=== Begin Enclosure ===

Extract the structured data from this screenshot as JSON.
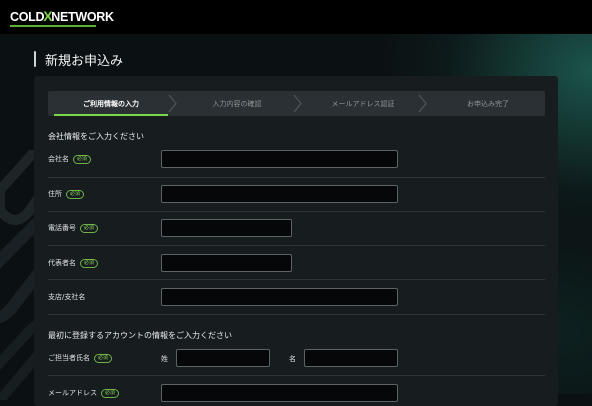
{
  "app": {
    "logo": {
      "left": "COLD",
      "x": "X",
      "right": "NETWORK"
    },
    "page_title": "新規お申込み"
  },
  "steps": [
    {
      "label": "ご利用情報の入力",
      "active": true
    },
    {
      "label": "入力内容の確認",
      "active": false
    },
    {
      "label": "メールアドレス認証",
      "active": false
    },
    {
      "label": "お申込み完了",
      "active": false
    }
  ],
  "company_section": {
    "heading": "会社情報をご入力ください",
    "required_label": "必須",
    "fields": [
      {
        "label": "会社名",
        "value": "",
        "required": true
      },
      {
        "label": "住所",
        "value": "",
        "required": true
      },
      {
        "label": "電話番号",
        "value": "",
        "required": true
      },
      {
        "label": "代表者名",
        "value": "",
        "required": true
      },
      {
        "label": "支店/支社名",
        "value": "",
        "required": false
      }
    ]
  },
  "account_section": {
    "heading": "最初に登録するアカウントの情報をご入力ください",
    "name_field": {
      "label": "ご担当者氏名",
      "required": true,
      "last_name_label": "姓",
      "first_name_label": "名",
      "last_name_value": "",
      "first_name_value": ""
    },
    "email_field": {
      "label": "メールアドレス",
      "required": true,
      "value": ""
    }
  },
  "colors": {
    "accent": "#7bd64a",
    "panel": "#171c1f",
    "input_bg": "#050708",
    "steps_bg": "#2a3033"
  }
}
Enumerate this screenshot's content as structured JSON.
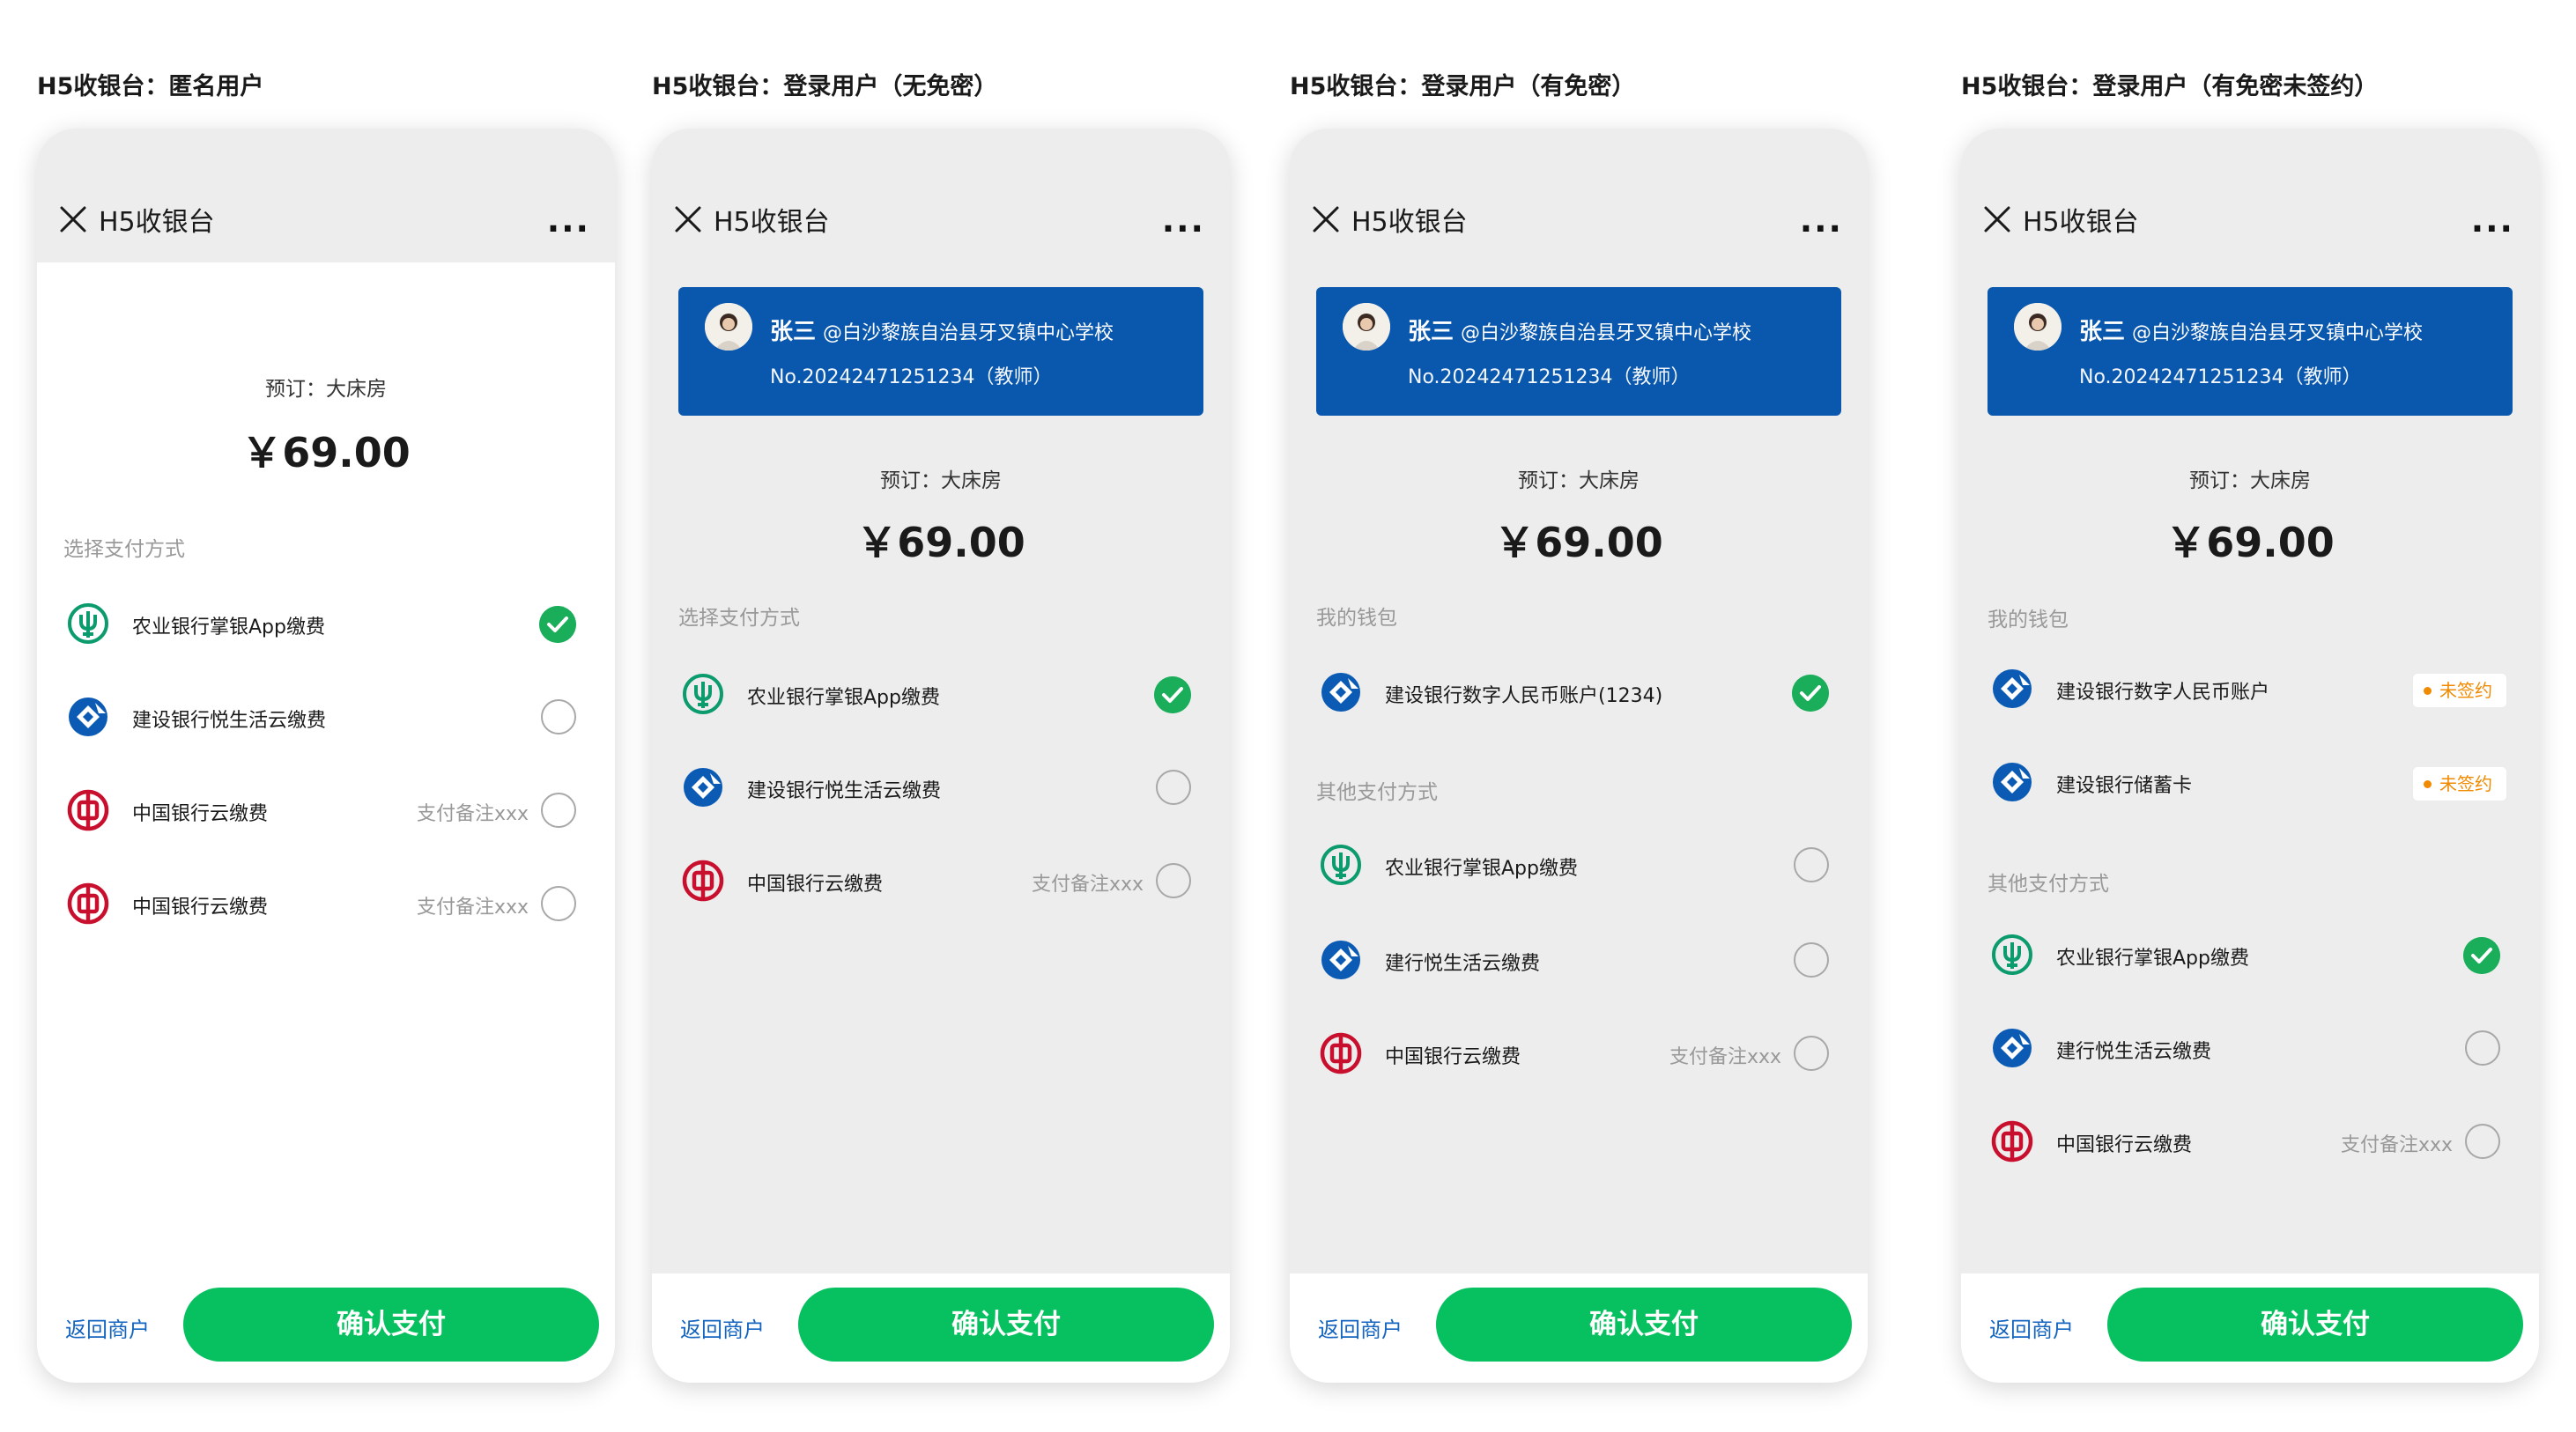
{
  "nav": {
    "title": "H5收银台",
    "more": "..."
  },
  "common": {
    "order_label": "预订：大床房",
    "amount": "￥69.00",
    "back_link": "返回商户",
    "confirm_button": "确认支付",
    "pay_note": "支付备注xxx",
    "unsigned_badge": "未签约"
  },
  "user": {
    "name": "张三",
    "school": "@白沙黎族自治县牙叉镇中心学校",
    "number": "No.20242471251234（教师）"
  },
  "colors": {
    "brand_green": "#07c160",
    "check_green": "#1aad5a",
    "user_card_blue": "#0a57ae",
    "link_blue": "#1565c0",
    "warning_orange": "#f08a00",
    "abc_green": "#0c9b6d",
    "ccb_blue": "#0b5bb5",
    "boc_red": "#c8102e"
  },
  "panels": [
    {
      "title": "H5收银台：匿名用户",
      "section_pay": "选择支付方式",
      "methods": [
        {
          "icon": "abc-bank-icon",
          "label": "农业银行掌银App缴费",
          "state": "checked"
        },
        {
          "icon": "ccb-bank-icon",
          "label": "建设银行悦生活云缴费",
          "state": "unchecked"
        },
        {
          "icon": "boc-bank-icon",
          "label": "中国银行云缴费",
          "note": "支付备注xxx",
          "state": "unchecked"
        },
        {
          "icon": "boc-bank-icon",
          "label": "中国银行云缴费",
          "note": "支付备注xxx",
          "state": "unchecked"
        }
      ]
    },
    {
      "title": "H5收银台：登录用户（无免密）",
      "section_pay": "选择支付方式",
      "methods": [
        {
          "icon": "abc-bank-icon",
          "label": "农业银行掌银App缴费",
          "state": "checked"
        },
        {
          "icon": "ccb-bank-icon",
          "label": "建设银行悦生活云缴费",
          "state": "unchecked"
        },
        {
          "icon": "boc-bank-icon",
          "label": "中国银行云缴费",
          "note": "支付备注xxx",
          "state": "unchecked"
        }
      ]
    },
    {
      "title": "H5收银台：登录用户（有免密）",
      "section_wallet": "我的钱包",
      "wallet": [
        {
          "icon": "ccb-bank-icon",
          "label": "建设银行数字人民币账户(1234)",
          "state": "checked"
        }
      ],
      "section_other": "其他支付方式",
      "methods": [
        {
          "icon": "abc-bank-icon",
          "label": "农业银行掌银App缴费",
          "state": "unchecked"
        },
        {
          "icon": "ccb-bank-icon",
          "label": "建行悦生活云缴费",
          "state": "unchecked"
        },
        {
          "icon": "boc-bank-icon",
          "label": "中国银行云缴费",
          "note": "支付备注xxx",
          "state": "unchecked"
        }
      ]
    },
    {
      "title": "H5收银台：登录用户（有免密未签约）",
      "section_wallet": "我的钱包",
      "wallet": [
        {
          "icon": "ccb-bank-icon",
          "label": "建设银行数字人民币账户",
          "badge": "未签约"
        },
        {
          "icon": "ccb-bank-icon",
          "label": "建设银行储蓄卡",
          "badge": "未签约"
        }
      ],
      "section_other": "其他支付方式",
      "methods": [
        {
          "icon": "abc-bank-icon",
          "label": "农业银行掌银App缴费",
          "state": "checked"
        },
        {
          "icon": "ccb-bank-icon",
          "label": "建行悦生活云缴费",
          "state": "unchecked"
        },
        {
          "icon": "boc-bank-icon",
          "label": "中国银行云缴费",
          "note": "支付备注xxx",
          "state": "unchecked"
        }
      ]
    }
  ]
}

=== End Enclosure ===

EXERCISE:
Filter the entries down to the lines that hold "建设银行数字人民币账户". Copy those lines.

EXPECTED OUTPUT:
          "label": "建设银行数字人民币账户(1234)",
          "label": "建设银行数字人民币账户",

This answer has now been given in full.